Yesterday Her Majesty the Queen, outlined in Parliament a new Procurement Bill which intends to:
- Reform the UK’s public procurement regime, making it quicker, simpler, and better able to meet the country’s needs while remaining compliant with our international obligations.
- Make public procurement more accessible for new entrants such as small businesses and voluntary, charitable and social enterprises to compete for and win public contracts.
We welcome a renewed approach to public procurement and hopes future legislation will enable more inward investment in our sector, its standards, and values.
As stated in our Levelling up Rural Britain report, public sector food procurement can reconnect people with their diets and ensure everyone can eat great British food, regardless of where they live or their income.
Championing British food
Serving more local British food in our hospitals and schools would be a huge vote of support for British food and farming.
Public sector food procurement can allow citizens to eat healthier, more environmentally sustainable food produced by British producers and suppliers while ensuring public money is spent on protecting public values.
We welcome the Bill and continue to urge the government to use public procurement to champion British food and British food standards in our schools, hospitals, armed forces and across other public bodies.
We particularly welcome the following measures which the Bill is seeking to address:

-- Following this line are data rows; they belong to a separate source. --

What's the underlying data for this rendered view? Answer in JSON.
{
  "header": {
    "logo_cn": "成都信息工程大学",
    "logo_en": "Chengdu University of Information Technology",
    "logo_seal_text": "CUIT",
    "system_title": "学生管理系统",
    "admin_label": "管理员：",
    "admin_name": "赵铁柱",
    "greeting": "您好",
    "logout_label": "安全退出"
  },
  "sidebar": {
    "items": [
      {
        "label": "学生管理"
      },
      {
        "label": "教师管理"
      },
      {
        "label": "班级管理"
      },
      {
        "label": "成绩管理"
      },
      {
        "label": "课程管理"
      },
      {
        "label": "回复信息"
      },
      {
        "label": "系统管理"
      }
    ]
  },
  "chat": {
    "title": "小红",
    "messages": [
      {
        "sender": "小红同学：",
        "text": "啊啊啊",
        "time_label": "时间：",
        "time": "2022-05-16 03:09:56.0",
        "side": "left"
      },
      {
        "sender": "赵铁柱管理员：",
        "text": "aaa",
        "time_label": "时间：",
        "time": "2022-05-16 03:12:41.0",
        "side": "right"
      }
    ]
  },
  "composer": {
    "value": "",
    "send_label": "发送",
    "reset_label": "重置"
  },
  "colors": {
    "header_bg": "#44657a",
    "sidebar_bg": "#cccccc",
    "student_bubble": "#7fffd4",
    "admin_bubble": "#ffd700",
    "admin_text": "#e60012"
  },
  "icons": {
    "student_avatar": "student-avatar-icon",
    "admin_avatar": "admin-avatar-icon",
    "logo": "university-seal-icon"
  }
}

- Enshrining in law the principles of public procurement such as value for money, public benefit, transparency, integrity, fair treatment of suppliers and non- discrimination.
- Overhauling the complex and inflexible procurement procedures.
- Requiring buyers to have regard to the government’s strategic priorities.
- Establishing a single data platform for supplier registration.
- Tackling unacceptable behaviour such as supplier fraud.
- Reforming the process for challenging procurement decisions.
The Bill follows a consultation period which we responded to in March – read our (member-only access) response Transforming Public Procurement.
The importance of monitoring
However, we further urge government to look at how they can address data collection, auditing, and monitoring of the sector.
Any future legislation should aim at increasing the amount of high-quality, sustainable British food being served. government must be ambitious in its commitment to source from British food producers and should maximise the current policy discussions and opportunities to address current challenges within the sector.